The composition of cell tissue in a colorectal polyp, as seen by NBI, can be divided into three types called NICE classification:
NICE 1: The polyp’s cell tissue still has a normal composition. In this case, the doctor will order follow-up checks to monitor the development of the polyp. However, he/she will not need to remove the polyp because the chances of it being cancerous are still very slim.
NICE 2: The composition of the cell tissue looks similar to a net, which indicates that the cells could eventually become cancerous. The doctor will therefore remove the polyp immediately using a coil or a special type of electric knife.
NICE 3: The cell tissue appears wild and disorderly, much like cancer cells. In this case, the doctor may not remove the whole polyp using a colonoscope, but may use tissue acquisition instead. The patient will need a consultation with an oncologist to assess which method of removing the polyp is most suitable.
The use of the NBI technique gives a more precise diagnosis. It also makes it easier for the doctor to devise a treatment plan. NBI can identify even the smallest polyps, as little as 5mm in diameter. This, thus, allows the doctor to calculate as accurately as possible whether the polyps pose a risk to the rest of the body. With a white-light colonoscopy, however, such small polyps might go unnoticed.

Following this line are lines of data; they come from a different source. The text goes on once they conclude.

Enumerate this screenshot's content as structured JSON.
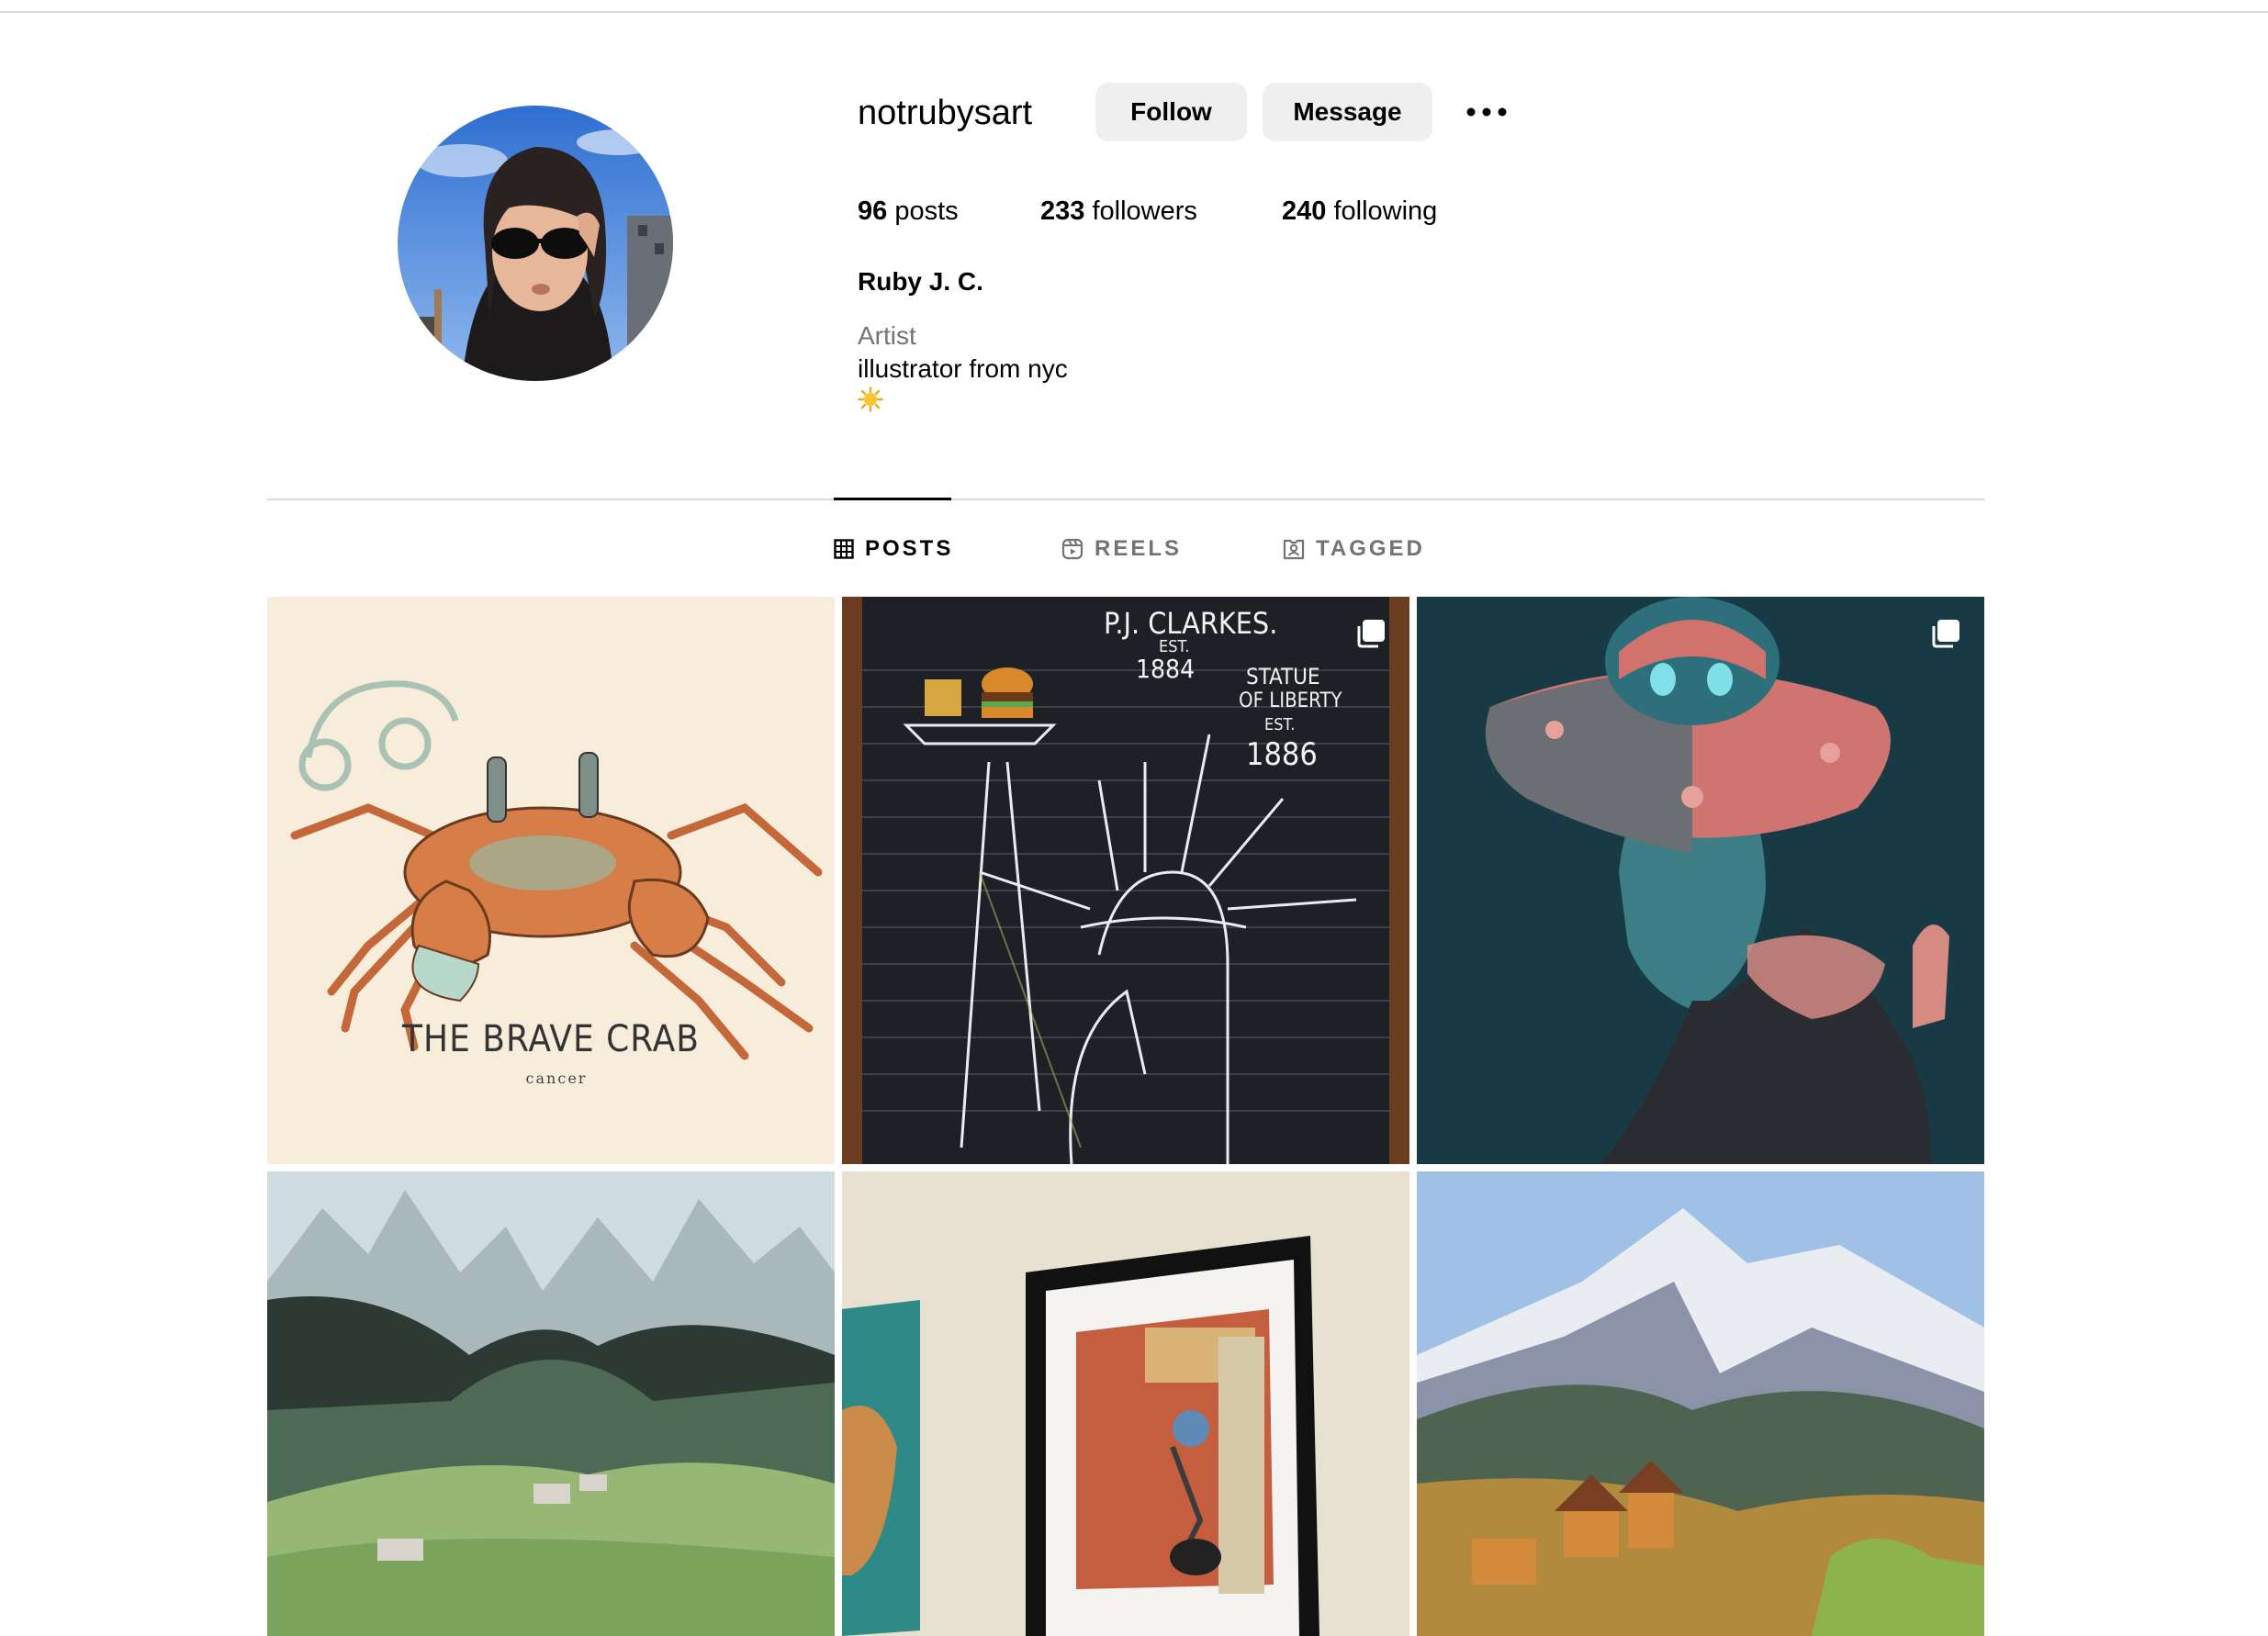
{
  "profile": {
    "username": "notrubysart",
    "follow_label": "Follow",
    "message_label": "Message",
    "stats": {
      "posts_count": "96",
      "posts_label": "posts",
      "followers_count": "233",
      "followers_label": "followers",
      "following_count": "240",
      "following_label": "following"
    },
    "full_name": "Ruby J. C.",
    "category": "Artist",
    "bio": "illustrator from nyc",
    "bio_emoji": "sun-emoji"
  },
  "tabs": [
    {
      "label": "POSTS",
      "icon": "grid-icon",
      "active": true
    },
    {
      "label": "REELS",
      "icon": "reels-icon",
      "active": false
    },
    {
      "label": "TAGGED",
      "icon": "tagged-icon",
      "active": false
    }
  ],
  "posts": [
    {
      "subject": "crab illustration",
      "caption_title": "THE BRAVE CRAB",
      "caption_sub": "cancer",
      "multiple": false
    },
    {
      "subject": "chalkboard statue of liberty",
      "text_pj": "P.J. CLARKES.",
      "text_est1": "EST.",
      "text_year1": "1884",
      "text_statue1": "STATUE",
      "text_statue2": "OF LIBERTY",
      "text_est2": "EST.",
      "text_year2": "1886",
      "multiple": true
    },
    {
      "subject": "woman with ufo hat",
      "multiple": true
    },
    {
      "subject": "green mountain valley painting",
      "multiple": false
    },
    {
      "subject": "framed city illustration on wall",
      "multiple": false
    },
    {
      "subject": "snowy mountain village painting",
      "multiple": false
    }
  ],
  "colors": {
    "button_bg": "#efefef",
    "secondary_text": "#737373",
    "divider": "#dbdbdb"
  }
}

Still, the effectiveness of any colonoscopy using NBI largely depends on the expertise of the doctor and his/her mastery of the technique. It depends specifically on his/her adeptness at reading the results of the epithelium screening. Moreover, since there are only a small number of doctors who are experts in this technique, hospitals often overlook NBI as a screening option. This should not be the case, however. Infact, NBI offers a safe alternative to chromoendoscopy, as doctors just need to inject the patient with a dye or stain.
Artificial Intelligence (AI) Technology from Japan
Artificial intelligence (AI) can be used to assist in colonoscopy procedures as a way of developing higher quality detection through increased accuracy when identifying polyps, which are the most common cause of colon cancer. Some polyps are so tiny or hidden away that a traditional colonoscopy makes them difficult to spot. However, doctors using AI technology are now more likely to detect such polyps. Additionally, AI can also help to reduce colonoscopy procedure times, giving doctors the feeling of having an extra pair of hands and eyes when trying to spot polyps located in the patient’s colon. This allows for the polyps to be removed immediately during the colonoscopy, avoiding unnecessary hospital stays and surgeries for patients.